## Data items
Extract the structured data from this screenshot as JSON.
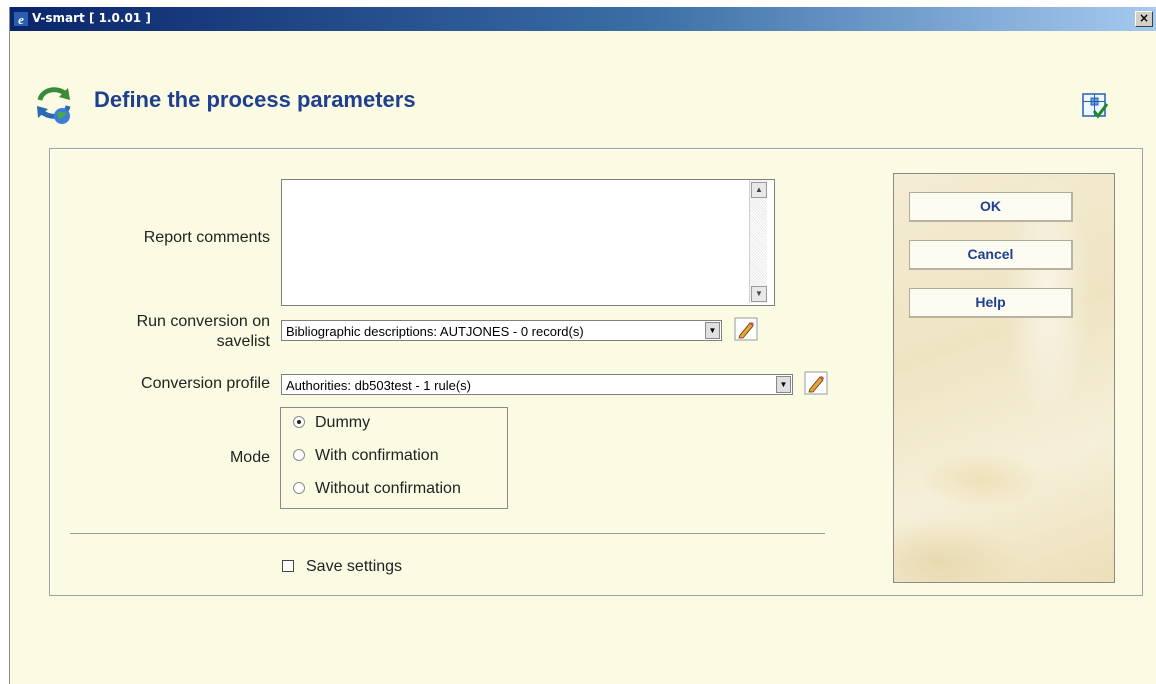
{
  "window": {
    "title": "V-smart [ 1.0.01 ]",
    "close_symbol": "×",
    "icon": "ie-icon"
  },
  "page": {
    "title": "Define the process parameters",
    "icon": "conversion-process-icon",
    "wizard_icon": "wizard-checklist-icon"
  },
  "form": {
    "report_comments": {
      "label": "Report comments",
      "value": ""
    },
    "savelist": {
      "label_line1": "Run conversion on",
      "label_line2": "savelist",
      "value": "Bibliographic descriptions: AUTJONES - 0 record(s)"
    },
    "profile": {
      "label": "Conversion profile",
      "value": "Authorities: db503test - 1 rule(s)"
    },
    "mode": {
      "label": "Mode",
      "options": [
        "Dummy",
        "With confirmation",
        "Without confirmation"
      ],
      "selected": "Dummy"
    },
    "save_settings": {
      "label": "Save settings",
      "checked": false
    }
  },
  "buttons": {
    "ok": "OK",
    "cancel": "Cancel",
    "help": "Help"
  },
  "colors": {
    "background": "#fbfbe3",
    "title_text": "#1f3f8f",
    "titlebar": "#0a246a"
  }
}
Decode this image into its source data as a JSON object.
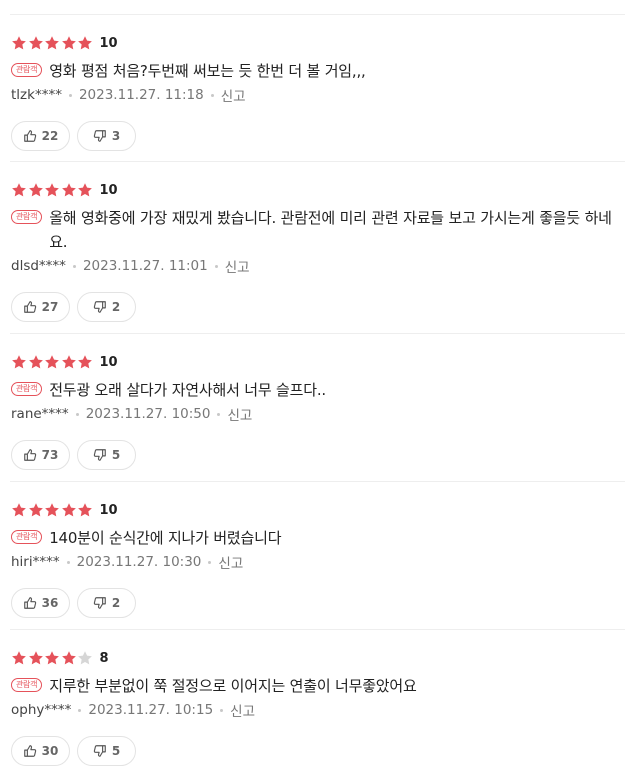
{
  "colors": {
    "star_on": "#e5525a",
    "star_off": "#d6d6d6",
    "badge": "#e5525a"
  },
  "reviews": [
    {
      "stars": 5,
      "score": "10",
      "badge": "관람객",
      "text": "영화 평점 처음?두번째 써보는 듯 한번 더 볼 거임,,,",
      "author": "tlzk****",
      "date": "2023.11.27. 11:18",
      "report": "신고",
      "likes": "22",
      "dislikes": "3"
    },
    {
      "stars": 5,
      "score": "10",
      "badge": "관람객",
      "text": "올해 영화중에 가장 재밌게 봤습니다. 관람전에 미리 관련 자료들 보고 가시는게 좋을듯 하네요.",
      "author": "dlsd****",
      "date": "2023.11.27. 11:01",
      "report": "신고",
      "likes": "27",
      "dislikes": "2"
    },
    {
      "stars": 5,
      "score": "10",
      "badge": "관람객",
      "text": "전두광 오래 살다가 자연사해서 너무 슬프다..",
      "author": "rane****",
      "date": "2023.11.27. 10:50",
      "report": "신고",
      "likes": "73",
      "dislikes": "5"
    },
    {
      "stars": 5,
      "score": "10",
      "badge": "관람객",
      "text": "140분이 순식간에 지나가 버렸습니다",
      "author": "hiri****",
      "date": "2023.11.27. 10:30",
      "report": "신고",
      "likes": "36",
      "dislikes": "2"
    },
    {
      "stars": 4,
      "score": "8",
      "badge": "관람객",
      "text": "지루한 부분없이 쭉 절정으로 이어지는 연출이 너무좋았어요",
      "author": "ophy****",
      "date": "2023.11.27. 10:15",
      "report": "신고",
      "likes": "30",
      "dislikes": "5"
    }
  ]
}
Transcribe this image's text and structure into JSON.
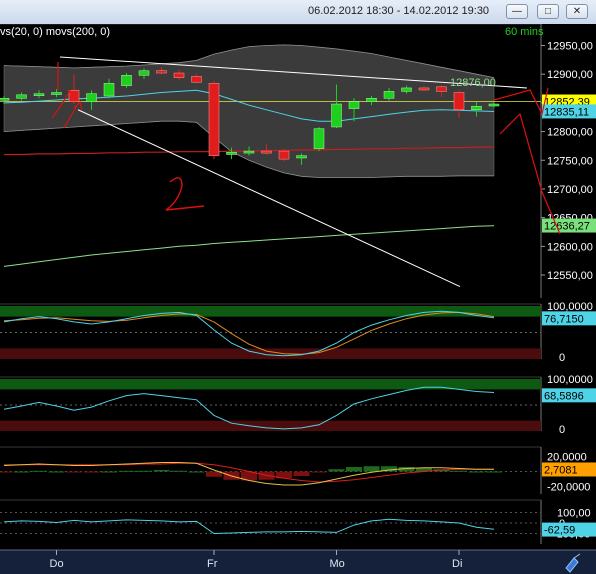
{
  "window": {
    "date_range": "06.02.2012 18:30 - 14.02.2012 19:30",
    "minimize_icon": "minimize-icon",
    "maximize_icon": "maximize-icon",
    "close_icon": "close-icon"
  },
  "chart_data": {
    "type": "candlestick",
    "legend_text": "vs(20, 0)  movs(200, 0)",
    "timeframe": "60 mins",
    "x_labels": [
      "Do",
      "Fr",
      "Mo",
      "Di"
    ],
    "price_panel": {
      "y_ticks": [
        12550,
        12600,
        12650,
        12700,
        12750,
        12800,
        12850,
        12900,
        12950
      ],
      "y_tick_labels": [
        "12550,00",
        "12600,00",
        "12650,00",
        "12700,00",
        "12750,00",
        "12800,00",
        "12850,00",
        "12900,00",
        "12950,00"
      ],
      "ylim": [
        12510,
        12970
      ],
      "value_tags": [
        {
          "text": "12852,39",
          "value": 12852.39,
          "color": "#ffff00",
          "text_color": "#000000"
        },
        {
          "text": "12835,11",
          "value": 12835.11,
          "color": "#4fd3e6",
          "text_color": "#000000"
        },
        {
          "text": "12636,27",
          "value": 12636.27,
          "color": "#79e07a",
          "text_color": "#000000"
        }
      ],
      "annotation": {
        "text": "12876,00",
        "value": 12876
      },
      "candles": [
        {
          "o": 12856,
          "h": 12862,
          "l": 12848,
          "c": 12858
        },
        {
          "o": 12858,
          "h": 12868,
          "l": 12854,
          "c": 12864
        },
        {
          "o": 12863,
          "h": 12872,
          "l": 12858,
          "c": 12866
        },
        {
          "o": 12866,
          "h": 12874,
          "l": 12860,
          "c": 12868
        },
        {
          "o": 12872,
          "h": 12900,
          "l": 12848,
          "c": 12852
        },
        {
          "o": 12852,
          "h": 12872,
          "l": 12838,
          "c": 12866
        },
        {
          "o": 12862,
          "h": 12892,
          "l": 12858,
          "c": 12884
        },
        {
          "o": 12880,
          "h": 12902,
          "l": 12876,
          "c": 12898
        },
        {
          "o": 12898,
          "h": 12910,
          "l": 12892,
          "c": 12906
        },
        {
          "o": 12906,
          "h": 12912,
          "l": 12900,
          "c": 12902
        },
        {
          "o": 12902,
          "h": 12908,
          "l": 12890,
          "c": 12894
        },
        {
          "o": 12896,
          "h": 12900,
          "l": 12884,
          "c": 12886
        },
        {
          "o": 12884,
          "h": 12888,
          "l": 12752,
          "c": 12758
        },
        {
          "o": 12760,
          "h": 12772,
          "l": 12752,
          "c": 12764
        },
        {
          "o": 12764,
          "h": 12774,
          "l": 12758,
          "c": 12766
        },
        {
          "o": 12766,
          "h": 12778,
          "l": 12760,
          "c": 12764
        },
        {
          "o": 12766,
          "h": 12770,
          "l": 12748,
          "c": 12752
        },
        {
          "o": 12754,
          "h": 12762,
          "l": 12742,
          "c": 12758
        },
        {
          "o": 12770,
          "h": 12808,
          "l": 12766,
          "c": 12805
        },
        {
          "o": 12808,
          "h": 12882,
          "l": 12806,
          "c": 12848
        },
        {
          "o": 12840,
          "h": 12858,
          "l": 12818,
          "c": 12852
        },
        {
          "o": 12852,
          "h": 12862,
          "l": 12846,
          "c": 12858
        },
        {
          "o": 12858,
          "h": 12876,
          "l": 12854,
          "c": 12870
        },
        {
          "o": 12870,
          "h": 12880,
          "l": 12866,
          "c": 12876
        },
        {
          "o": 12876,
          "h": 12880,
          "l": 12870,
          "c": 12874
        },
        {
          "o": 12878,
          "h": 12880,
          "l": 12860,
          "c": 12870
        },
        {
          "o": 12868,
          "h": 12872,
          "l": 12824,
          "c": 12838
        },
        {
          "o": 12838,
          "h": 12852,
          "l": 12826,
          "c": 12844
        },
        {
          "o": 12846,
          "h": 12852,
          "l": 12842,
          "c": 12848
        }
      ],
      "bb_upper": [
        12915,
        12914,
        12913,
        12912,
        12911,
        12912,
        12913,
        12914,
        12916,
        12918,
        12920,
        12924,
        12935,
        12942,
        12948,
        12950,
        12951,
        12950,
        12947,
        12944,
        12940,
        12936,
        12930,
        12924,
        12918,
        12912,
        12906,
        12900,
        12894
      ],
      "bb_lower": [
        12800,
        12802,
        12804,
        12806,
        12808,
        12810,
        12812,
        12814,
        12816,
        12818,
        12818,
        12816,
        12790,
        12765,
        12750,
        12738,
        12728,
        12722,
        12720,
        12720,
        12720,
        12720,
        12721,
        12722,
        12722,
        12722,
        12723,
        12723,
        12723
      ],
      "ma_cyan": [
        12850,
        12851,
        12853,
        12855,
        12857,
        12858,
        12860,
        12862,
        12865,
        12868,
        12870,
        12872,
        12866,
        12856,
        12846,
        12838,
        12830,
        12822,
        12818,
        12818,
        12822,
        12826,
        12830,
        12834,
        12837,
        12838,
        12837,
        12836,
        12835
      ],
      "ma_red": [
        12760,
        12760,
        12761,
        12761,
        12762,
        12762,
        12763,
        12763,
        12764,
        12764,
        12765,
        12765,
        12765,
        12766,
        12766,
        12767,
        12767,
        12768,
        12768,
        12769,
        12769,
        12770,
        12770,
        12771,
        12771,
        12772,
        12772,
        12773,
        12773
      ],
      "ma_green": [
        12565,
        12569,
        12573,
        12577,
        12581,
        12585,
        12588,
        12591,
        12594,
        12597,
        12600,
        12602,
        12605,
        12607,
        12609,
        12611,
        12613,
        12615,
        12617,
        12619,
        12621,
        12623,
        12625,
        12627,
        12629,
        12631,
        12633,
        12635,
        12636
      ],
      "horizontal_line": 12852.39
    },
    "stoch_panel": {
      "y_tick_labels": [
        "100,0000",
        "0"
      ],
      "ylim": [
        0,
        100
      ],
      "value_tag": {
        "text": "76,7150",
        "value": 76.715,
        "color": "#4fd3e6",
        "text_color": "#000000"
      },
      "k": [
        70,
        76,
        80,
        76,
        70,
        66,
        70,
        76,
        82,
        86,
        88,
        82,
        55,
        30,
        15,
        8,
        6,
        8,
        15,
        30,
        50,
        64,
        74,
        82,
        88,
        90,
        88,
        82,
        78
      ],
      "d": [
        72,
        74,
        77,
        78,
        75,
        72,
        71,
        73,
        78,
        82,
        85,
        84,
        70,
        48,
        28,
        15,
        10,
        9,
        12,
        22,
        38,
        54,
        66,
        76,
        83,
        87,
        88,
        85,
        80
      ]
    },
    "rsi_panel": {
      "y_tick_labels": [
        "100,0000",
        "0"
      ],
      "ylim": [
        0,
        100
      ],
      "value_tag": {
        "text": "68,5896",
        "value": 68.5896,
        "color": "#4fd3e6",
        "text_color": "#000000"
      },
      "values": [
        42,
        48,
        55,
        48,
        40,
        46,
        58,
        68,
        72,
        68,
        64,
        60,
        30,
        15,
        10,
        6,
        4,
        6,
        12,
        30,
        52,
        62,
        70,
        78,
        84,
        84,
        80,
        76,
        74
      ]
    },
    "macd_panel": {
      "y_tick_labels": [
        "20,0000",
        "-20,0000"
      ],
      "ylim": [
        -30,
        30
      ],
      "value_tag": {
        "text": "2,7081",
        "value": 2.7081,
        "color": "#ffa000",
        "text_color": "#000000"
      },
      "macd": [
        8,
        9,
        10,
        9,
        8,
        8,
        9,
        10,
        11,
        12,
        12,
        11,
        2,
        -6,
        -12,
        -16,
        -18,
        -18,
        -15,
        -10,
        -5,
        -1,
        2,
        4,
        5,
        5,
        4,
        3,
        3
      ],
      "signal": [
        9,
        9,
        9,
        9,
        9,
        9,
        9,
        9,
        10,
        10,
        11,
        11,
        9,
        5,
        0,
        -5,
        -9,
        -12,
        -14,
        -13,
        -11,
        -8,
        -5,
        -2,
        0,
        2,
        3,
        3,
        3
      ],
      "hist": [
        -1,
        0,
        1,
        0,
        -1,
        -1,
        0,
        1,
        1,
        2,
        1,
        0,
        -7,
        -11,
        -12,
        -11,
        -9,
        -6,
        -1,
        3,
        6,
        7,
        7,
        6,
        5,
        3,
        1,
        0,
        0
      ]
    },
    "cci_panel": {
      "y_tick_labels": [
        "100,00",
        "0",
        "-100,00"
      ],
      "ylim": [
        -200,
        200
      ],
      "value_tag": {
        "text": "-62,59",
        "value": -62.59,
        "color": "#4fd3e6",
        "text_color": "#000000"
      },
      "values": [
        10,
        20,
        15,
        5,
        25,
        10,
        20,
        30,
        25,
        20,
        10,
        15,
        -100,
        -95,
        -90,
        -85,
        -85,
        -80,
        -85,
        -90,
        -20,
        20,
        35,
        25,
        20,
        10,
        0,
        -40,
        -60
      ]
    }
  }
}
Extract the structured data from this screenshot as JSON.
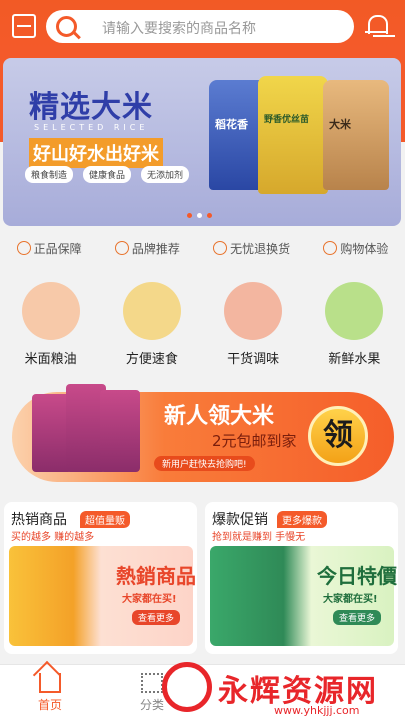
{
  "header": {
    "search_placeholder": "请输入要搜索的商品名称"
  },
  "banner": {
    "title": "精选大米",
    "subtitle_en": "SELECTED RICE",
    "slogan": "好山好水出好米",
    "tags": [
      "粮食制造",
      "健康食品",
      "无添加剂"
    ],
    "bags": [
      "稻花香",
      "野香优丝苗",
      "大米"
    ]
  },
  "guarantees": [
    "正品保障",
    "品牌推荐",
    "无忧退换货",
    "购物体验"
  ],
  "categories": [
    {
      "label": "米面粮油",
      "color": "#f7c9a9"
    },
    {
      "label": "方便速食",
      "color": "#f4d88a"
    },
    {
      "label": "干货调味",
      "color": "#f3b6a0"
    },
    {
      "label": "新鲜水果",
      "color": "#b9e08a"
    }
  ],
  "promo": {
    "title": "新人领大米",
    "subtitle": "2元包邮到家",
    "note": "新用户赶快去抢购吧!",
    "button": "领"
  },
  "cards": [
    {
      "title": "热销商品",
      "badge": "超值量贩",
      "sub": "买的越多 赚的越多",
      "big": "熱銷商品",
      "small": "大家都在买!",
      "go": "查看更多"
    },
    {
      "title": "爆款促销",
      "badge": "更多爆款",
      "sub": "抢到就是赚到 手慢无",
      "big": "今日特價",
      "small": "大家都在买!",
      "go": "查看更多"
    }
  ],
  "tabbar": {
    "home": "首页",
    "category": "分类"
  },
  "watermark": {
    "text": "永辉资源网",
    "url": "www.yhkjjj.com"
  }
}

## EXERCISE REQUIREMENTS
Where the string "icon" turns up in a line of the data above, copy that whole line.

## RESPONSE TO THIS EXERCISE
    "icon": "ie-icon"
    "icon": "conversion-process-icon",
    "wizard_icon": "wizard-checklist-icon"
    "minimize_icon": "minimize-icon",
    "maximize_icon": "maximize-icon",
    "close_icon": "close-icon"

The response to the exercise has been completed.